Walter Schmögner, Elftausendundeine Nacht, 2004.
To mark the occasion of Walter Schmögner’s seventy-fifth birthday, the Albertina presents a hitherto unknown aspect of the versatile Austrian artist’s production in its exhibition Sculptures and Objects. Recognized as a successful illustrator of children’s books and caricaturist of a cranky petty bourgeoisie in the 1960s, Walter Schmögner has been regarded as one of the exceptional figures in Austrian art history as a draftsman like Alfred Kubin, Fritz von Herzmanovsky-Orlando, or Walter Pichler since the 1970s.

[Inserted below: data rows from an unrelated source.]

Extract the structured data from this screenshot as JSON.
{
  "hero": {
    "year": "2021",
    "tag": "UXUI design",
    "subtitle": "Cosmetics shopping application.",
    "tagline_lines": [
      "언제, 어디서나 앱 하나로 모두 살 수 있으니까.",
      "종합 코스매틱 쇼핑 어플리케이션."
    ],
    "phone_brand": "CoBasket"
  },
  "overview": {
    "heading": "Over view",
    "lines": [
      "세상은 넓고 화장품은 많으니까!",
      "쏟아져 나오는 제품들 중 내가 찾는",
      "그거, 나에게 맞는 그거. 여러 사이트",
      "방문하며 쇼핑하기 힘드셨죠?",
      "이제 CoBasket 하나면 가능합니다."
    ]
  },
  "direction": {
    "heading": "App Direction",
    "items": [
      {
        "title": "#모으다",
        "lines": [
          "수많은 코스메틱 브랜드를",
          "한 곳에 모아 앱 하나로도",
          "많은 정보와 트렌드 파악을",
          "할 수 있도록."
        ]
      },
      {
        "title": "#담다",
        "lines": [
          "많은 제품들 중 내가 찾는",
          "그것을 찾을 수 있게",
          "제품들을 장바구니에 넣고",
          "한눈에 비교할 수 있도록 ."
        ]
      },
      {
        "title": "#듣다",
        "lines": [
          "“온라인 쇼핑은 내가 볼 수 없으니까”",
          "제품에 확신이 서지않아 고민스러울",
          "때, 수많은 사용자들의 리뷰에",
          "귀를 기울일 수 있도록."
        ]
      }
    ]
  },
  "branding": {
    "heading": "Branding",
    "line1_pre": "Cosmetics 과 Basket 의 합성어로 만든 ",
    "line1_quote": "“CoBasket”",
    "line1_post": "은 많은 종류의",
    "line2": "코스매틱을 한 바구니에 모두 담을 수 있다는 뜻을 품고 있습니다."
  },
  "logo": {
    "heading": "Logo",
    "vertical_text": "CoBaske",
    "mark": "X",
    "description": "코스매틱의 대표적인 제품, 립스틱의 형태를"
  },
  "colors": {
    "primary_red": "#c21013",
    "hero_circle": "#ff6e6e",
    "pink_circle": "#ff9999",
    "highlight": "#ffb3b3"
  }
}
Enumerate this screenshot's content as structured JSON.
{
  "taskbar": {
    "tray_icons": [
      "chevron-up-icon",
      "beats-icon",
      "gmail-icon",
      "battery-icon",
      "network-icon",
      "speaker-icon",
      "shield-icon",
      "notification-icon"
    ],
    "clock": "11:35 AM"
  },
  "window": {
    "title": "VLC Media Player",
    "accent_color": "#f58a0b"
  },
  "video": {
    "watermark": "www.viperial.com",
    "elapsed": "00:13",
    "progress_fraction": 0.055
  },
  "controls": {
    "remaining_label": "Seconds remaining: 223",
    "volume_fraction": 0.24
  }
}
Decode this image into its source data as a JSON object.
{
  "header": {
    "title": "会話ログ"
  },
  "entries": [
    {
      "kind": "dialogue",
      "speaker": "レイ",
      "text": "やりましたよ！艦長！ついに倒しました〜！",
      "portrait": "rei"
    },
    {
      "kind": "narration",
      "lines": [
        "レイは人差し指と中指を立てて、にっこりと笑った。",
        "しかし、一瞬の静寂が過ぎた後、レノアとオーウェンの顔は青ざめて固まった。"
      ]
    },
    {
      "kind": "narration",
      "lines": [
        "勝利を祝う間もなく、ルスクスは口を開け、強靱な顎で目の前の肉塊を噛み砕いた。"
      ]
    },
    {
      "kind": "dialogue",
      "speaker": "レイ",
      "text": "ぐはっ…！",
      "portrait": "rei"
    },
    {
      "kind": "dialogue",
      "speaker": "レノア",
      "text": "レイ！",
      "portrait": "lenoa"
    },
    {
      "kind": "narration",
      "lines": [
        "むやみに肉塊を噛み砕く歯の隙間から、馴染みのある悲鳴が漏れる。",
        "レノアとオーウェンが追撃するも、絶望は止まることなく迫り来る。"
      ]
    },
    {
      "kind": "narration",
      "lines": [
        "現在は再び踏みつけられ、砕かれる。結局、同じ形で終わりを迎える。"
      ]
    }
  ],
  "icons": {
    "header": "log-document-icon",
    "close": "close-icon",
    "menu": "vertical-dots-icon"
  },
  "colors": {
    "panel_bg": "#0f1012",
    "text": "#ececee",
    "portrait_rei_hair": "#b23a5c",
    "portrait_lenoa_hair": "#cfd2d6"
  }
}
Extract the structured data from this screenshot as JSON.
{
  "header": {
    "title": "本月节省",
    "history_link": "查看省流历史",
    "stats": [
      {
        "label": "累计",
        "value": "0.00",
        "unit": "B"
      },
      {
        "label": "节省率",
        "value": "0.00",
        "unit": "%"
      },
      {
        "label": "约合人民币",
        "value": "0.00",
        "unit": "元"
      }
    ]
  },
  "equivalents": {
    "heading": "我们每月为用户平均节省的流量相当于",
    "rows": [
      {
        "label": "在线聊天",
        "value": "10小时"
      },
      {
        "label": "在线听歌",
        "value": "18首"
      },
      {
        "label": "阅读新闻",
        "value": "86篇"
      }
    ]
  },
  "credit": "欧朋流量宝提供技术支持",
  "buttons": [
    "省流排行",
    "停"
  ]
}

From 1999 to 2011, Walter Schmögner came to create objects made from pumpkins, pig bladders, osiers, rice paper, and hemp twines, including representational sculptures in which he identifies with a grotesque dog skeleton, for instance: “I, crouching, thinking.” These objects and sculptures derive from drawing in terms of both their content and form. Schmögner’s hard pencil still makes itself felt in their sharp outlines as does the caricaturist’s tragicomic self-irony.
Whereas Schmögner paints spontaneously and does not use any preparatory drawings, he determines the shape, form, and color of his sculptures and objects as well as the material he will use beforehand. The artist distils man’s animal essence, as it were, exploring the continuing transformation of matter: a metamorphosis that results in ever-new forms and figures. This is also the subject of Schmögner’s other vitrine objects.
(Photo courtesy and © Walter Schmögner.)